Shaw said that over the last year and a half, he had received an increasing amount of support from around District 2 towards a Council campaign, but he was not sure he would or could commit to a run for public office.
“I’ve never had aspirations to be in politics,” Shaw said. “But after news broke, I got overwhelming support,” he added, referring to Warrick’s request that he resign from the Zoning Commission.
Shaw said that his decision to run for Council took several months. He acknowledged that the hubbub over the commission, the MLK March, and Warrick’s decision not to back Taylor in the 2015 mayoral runoff all played a part of that decision.
“I didn’t plan for this,“ he said. “It just came about gradually.”
If elected, Shaw said that his priorities would include encouraging more community involvement in the district and championing “long, thought-out” redevelopment.
“We don’t want to just build on empty lots for a quick turnaround buck,” he added.
Tony Gradney, owner of Tony G’s, is Shaw’s campaign treasurer. Shaw said he would gather and announce endorsements soon, but that he does not intend to seek an endorsement from Taylor. The mayor’s reelection bid so far is getting a major challenge from Councilman Ron Nirenberg (D8), and Bexar County Democratic Chairman Manuel Medina has given strong signals that he will enter the race.
Warrick, CEO of World Technical Services, was elected to the D2 post in December 2014, after a runoff against Toney. Toney had served as appointed interim Council member for four months in 2014, following Taylor’s mayoral appointment.
Prior to Shaw’s official announcement, Warrick recalled hearsay in the community, that Shaw was mulling a campaign in 2017.
“That’s why I was in fear and felt he was violating ethics – the City charter,” Warrick said about Shaw, who donated to his 2014 Council campaign.

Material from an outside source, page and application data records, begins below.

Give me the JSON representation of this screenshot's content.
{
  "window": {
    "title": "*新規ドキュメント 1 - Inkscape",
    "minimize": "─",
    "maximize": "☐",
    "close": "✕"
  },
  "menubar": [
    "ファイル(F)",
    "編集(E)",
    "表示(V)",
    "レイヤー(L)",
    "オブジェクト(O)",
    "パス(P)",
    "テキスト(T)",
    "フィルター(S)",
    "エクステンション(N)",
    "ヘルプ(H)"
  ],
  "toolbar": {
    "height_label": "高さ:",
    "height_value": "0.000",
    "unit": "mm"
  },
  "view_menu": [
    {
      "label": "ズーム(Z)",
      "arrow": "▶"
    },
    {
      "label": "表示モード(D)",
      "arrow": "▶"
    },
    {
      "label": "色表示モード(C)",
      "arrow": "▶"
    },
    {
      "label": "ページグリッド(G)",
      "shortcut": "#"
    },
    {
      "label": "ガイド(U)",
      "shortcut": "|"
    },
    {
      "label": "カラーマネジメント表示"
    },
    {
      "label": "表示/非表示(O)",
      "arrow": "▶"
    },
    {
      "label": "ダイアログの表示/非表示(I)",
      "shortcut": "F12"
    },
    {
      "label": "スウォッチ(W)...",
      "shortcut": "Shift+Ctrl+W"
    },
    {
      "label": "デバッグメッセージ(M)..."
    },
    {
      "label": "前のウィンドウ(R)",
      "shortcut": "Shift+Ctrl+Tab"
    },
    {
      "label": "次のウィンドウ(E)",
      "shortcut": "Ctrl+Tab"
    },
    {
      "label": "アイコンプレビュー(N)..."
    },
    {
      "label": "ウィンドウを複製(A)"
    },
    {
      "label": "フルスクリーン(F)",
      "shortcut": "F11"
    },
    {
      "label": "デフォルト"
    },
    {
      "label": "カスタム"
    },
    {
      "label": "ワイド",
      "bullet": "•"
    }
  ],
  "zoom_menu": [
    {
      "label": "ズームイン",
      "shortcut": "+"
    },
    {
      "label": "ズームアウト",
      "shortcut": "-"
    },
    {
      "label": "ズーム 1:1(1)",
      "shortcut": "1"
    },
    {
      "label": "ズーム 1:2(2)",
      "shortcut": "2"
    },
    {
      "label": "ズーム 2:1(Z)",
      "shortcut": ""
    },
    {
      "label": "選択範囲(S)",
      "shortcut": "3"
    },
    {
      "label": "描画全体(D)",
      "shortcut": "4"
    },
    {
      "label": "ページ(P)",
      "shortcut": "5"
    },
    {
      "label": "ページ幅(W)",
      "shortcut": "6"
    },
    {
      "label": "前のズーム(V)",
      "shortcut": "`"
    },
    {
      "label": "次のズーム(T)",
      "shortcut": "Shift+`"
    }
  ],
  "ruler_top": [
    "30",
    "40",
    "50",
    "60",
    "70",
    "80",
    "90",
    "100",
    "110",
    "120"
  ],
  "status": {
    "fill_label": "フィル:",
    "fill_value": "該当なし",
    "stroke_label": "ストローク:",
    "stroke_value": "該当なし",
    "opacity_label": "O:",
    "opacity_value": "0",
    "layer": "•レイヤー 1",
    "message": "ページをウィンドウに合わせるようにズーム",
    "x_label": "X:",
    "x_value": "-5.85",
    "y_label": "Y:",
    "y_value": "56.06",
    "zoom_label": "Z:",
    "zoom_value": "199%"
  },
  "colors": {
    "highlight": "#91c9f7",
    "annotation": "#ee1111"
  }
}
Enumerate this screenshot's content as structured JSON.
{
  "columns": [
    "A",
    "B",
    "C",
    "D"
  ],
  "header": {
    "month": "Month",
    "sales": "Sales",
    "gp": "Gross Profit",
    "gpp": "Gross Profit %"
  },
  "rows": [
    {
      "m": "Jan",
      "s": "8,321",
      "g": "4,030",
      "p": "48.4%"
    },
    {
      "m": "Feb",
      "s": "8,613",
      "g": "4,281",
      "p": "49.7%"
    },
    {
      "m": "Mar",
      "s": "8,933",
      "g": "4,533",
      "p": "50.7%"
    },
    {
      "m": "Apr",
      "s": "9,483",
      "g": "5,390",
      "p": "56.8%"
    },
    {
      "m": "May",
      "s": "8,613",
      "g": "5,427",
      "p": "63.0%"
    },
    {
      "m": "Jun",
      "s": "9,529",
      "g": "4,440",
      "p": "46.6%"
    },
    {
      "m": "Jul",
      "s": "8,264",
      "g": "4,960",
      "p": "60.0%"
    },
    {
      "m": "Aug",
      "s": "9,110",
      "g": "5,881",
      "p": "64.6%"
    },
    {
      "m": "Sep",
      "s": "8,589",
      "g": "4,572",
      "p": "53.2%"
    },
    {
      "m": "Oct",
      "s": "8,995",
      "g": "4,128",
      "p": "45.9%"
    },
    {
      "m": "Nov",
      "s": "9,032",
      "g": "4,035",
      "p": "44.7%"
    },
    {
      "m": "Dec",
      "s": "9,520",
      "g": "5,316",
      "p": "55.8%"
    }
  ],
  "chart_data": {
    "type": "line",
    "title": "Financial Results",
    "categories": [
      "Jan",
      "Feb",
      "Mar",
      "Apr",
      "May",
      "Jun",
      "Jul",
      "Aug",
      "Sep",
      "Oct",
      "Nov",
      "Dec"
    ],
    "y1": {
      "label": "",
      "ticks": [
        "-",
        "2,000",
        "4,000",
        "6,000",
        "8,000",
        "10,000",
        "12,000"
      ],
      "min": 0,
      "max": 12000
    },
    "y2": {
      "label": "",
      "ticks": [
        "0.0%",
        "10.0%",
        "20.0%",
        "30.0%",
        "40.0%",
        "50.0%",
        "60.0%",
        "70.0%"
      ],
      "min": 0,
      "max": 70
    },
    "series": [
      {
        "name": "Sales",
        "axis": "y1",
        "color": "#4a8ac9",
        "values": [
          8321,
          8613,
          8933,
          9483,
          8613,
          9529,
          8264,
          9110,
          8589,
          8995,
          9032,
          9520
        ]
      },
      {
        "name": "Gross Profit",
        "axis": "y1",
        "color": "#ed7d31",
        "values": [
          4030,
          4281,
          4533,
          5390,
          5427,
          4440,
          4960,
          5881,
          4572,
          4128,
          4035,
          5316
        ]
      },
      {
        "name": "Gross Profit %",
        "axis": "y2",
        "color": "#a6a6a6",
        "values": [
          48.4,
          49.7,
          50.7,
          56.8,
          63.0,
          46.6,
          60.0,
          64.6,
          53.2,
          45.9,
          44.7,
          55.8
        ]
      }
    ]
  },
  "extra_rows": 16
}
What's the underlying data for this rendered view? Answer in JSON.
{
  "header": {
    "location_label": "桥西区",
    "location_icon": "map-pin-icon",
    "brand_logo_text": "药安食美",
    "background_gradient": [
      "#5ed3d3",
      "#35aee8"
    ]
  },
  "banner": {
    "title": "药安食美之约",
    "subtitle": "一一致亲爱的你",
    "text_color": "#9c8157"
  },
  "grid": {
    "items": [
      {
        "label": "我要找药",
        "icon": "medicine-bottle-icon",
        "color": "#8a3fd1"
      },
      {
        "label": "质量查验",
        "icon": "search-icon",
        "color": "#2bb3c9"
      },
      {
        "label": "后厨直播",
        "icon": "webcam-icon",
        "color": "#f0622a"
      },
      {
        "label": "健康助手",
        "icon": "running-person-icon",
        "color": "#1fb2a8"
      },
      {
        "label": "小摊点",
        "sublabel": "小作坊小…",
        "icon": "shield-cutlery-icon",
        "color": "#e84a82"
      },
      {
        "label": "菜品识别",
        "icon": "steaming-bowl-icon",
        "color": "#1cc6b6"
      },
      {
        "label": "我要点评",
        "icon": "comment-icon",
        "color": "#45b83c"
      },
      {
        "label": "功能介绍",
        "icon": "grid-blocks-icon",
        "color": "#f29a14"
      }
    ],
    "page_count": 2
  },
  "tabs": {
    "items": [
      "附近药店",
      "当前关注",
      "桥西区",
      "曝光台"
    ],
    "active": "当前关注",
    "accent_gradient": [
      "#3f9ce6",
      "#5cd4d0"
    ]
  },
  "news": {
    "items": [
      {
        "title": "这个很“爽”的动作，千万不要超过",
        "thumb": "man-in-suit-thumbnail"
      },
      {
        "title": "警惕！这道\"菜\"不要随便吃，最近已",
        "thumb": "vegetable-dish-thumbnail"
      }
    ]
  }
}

Warrick said he does not think highly of the rationale – the MLK March, Zoning Commission – behind Shaw’s bid for the Council seat.
“To use that reason is a lack of reason to say I’m not doing my best to represent the citizens of District 2,” he added.
Giving no details, Warrick said he plans to make a formal re-election announcement in January. Endorsements could be revealed then, he added.
Warrick said his campaign would focus on continuing on four themes that have guided his time in office so far: “Zero vacant lots, zero murders, zero unemployment, and zero stray dogs.”
Warrick said he has seen progress with each area.
“We haven’t fixed these issues, but we’ve made impacts,” he said. “It’s how I guide everything I do. The impacts in the district are clear and robust. It’s been an honor serving District 2.”
Toney, a Vietnam veteran who currently works as a school liaison officer for Joint Base San Antonio-Fort Sam Houston, has lost three previous Council bids. The first in a three-way race in May 2007 and the second was the 2014 runoff with Warrick to fill the remainder of Taylor’s Council term. The third loss was again to Warrick in May 2015.
Toney said District 2 residents need a different voice at City Hall. He will officially declare his candidacy in January.
“I believe our community deserves better representation than as of late,” he added. “Based on my experience and leadership, I believe I’m the better candidate.”
Toney said his campaign will focus on fighting against the deeper causes behind crime.
“The crime issue is more symptomatic of the poverty issue, and I don’t think that’s been addressed much,” he said.